As President Barack Obama runs about trying to engage states in another “the feds will tax and indebt your people more now so we can all tax them even more later” scheme with his Medicare-like preschool proposal, it’s time for Republicans to start thinking as much about small children as they are about illegal immigrants.
In short, Republicans have been capitulating to the idea that preschool is the next entitlement our country needs and getting nothing worthwhile in exchange for voting for such programs. The conversation has been “How big should the program be?” rather than “Why do we need this?”

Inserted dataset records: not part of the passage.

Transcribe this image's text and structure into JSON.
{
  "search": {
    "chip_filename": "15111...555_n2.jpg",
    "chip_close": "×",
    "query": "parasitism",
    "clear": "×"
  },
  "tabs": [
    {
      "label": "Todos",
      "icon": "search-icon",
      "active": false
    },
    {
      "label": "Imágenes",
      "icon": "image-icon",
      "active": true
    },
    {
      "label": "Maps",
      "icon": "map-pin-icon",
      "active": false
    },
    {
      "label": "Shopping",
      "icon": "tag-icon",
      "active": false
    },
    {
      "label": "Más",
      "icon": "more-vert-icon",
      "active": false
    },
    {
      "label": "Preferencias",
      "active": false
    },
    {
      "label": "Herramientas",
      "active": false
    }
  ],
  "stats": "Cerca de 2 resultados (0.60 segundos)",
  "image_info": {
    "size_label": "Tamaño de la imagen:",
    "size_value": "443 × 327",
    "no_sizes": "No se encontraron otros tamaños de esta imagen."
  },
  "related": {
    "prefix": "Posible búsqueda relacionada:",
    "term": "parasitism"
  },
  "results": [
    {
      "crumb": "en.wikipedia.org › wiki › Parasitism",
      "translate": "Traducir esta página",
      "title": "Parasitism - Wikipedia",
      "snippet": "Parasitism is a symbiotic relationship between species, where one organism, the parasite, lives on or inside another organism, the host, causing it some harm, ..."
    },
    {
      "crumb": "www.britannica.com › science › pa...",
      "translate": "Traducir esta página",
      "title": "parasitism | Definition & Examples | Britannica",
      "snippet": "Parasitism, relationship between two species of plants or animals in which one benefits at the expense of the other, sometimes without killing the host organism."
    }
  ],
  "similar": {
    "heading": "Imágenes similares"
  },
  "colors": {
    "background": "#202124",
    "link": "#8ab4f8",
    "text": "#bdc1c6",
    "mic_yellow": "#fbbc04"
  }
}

It is well-known that children from middle- and upper-income families do not need preschool. Their parents teach them to recognize capital letters and count. Such families use preschool as essentially a luxury, a way for mommy or daddy to get some sanity time or work done, or so the little people can have super play time. But lifestyle preferences are not a valid reason for taxpayer subsidies.
More responsible governments sponsor preschool on the grounds that some children need it to compensate for families who cannot or do not help with reading and adding. This assumes, however, that the schools such children attend cannot fill in these deficiencies in the other 12 to 13 years they spend on education. In that case, why send poor kids to school at all?
This is the same point eminent literacy expert E.D. Hirsch made back in the 80s when debunking the myth that poverty determines children’s intellectual ability. Rags-to-riches powerhouses such as Thomas Sowell, Oprah Winfrey, and Frederick Douglass proved this a myth long before the research did. Thanks to Hirsch and prominent experimental charter schools like KIPP, though, we now know good schools can close achievement gaps in as little as three to four years.
This is very hard work, however, and it requires a very strong school support structure and real teaching talent, so it’s important to deal with the root cause of a rising need for remedial education at age three: those troubling distracted families.
Back in 1965, less than one in ten children were born to unwed mothers. Now, half of all U.S. children are born to a life with no committed father, and the divorce rate has doubled. The evidence is indisputable that children living in cohabiting, never-married, or divorced homes are far more likely to be poor and far more likely to have trouble learning. The reason is obvious: There’s one-half as many grown-ups at home to read to these kids and talk to them.
Family breakdown and school incompetence are traditional conservative drums. Both have coincided to rain all over the futures of needy children. Putting an expensive, ineffective patch on these kids’ gaping intellectual wounds just so lawmakers can claim they solved the problem is cowardly and shameful. Real problem-solvers will require, at least in trade for targeted preschool, measures that address the heartbreaking reasons demand for it is rising.
Joy Pullmann (firstname.lastname@example.org) is managing editor of School Reform News and an education research fellow at The Heartland Institute.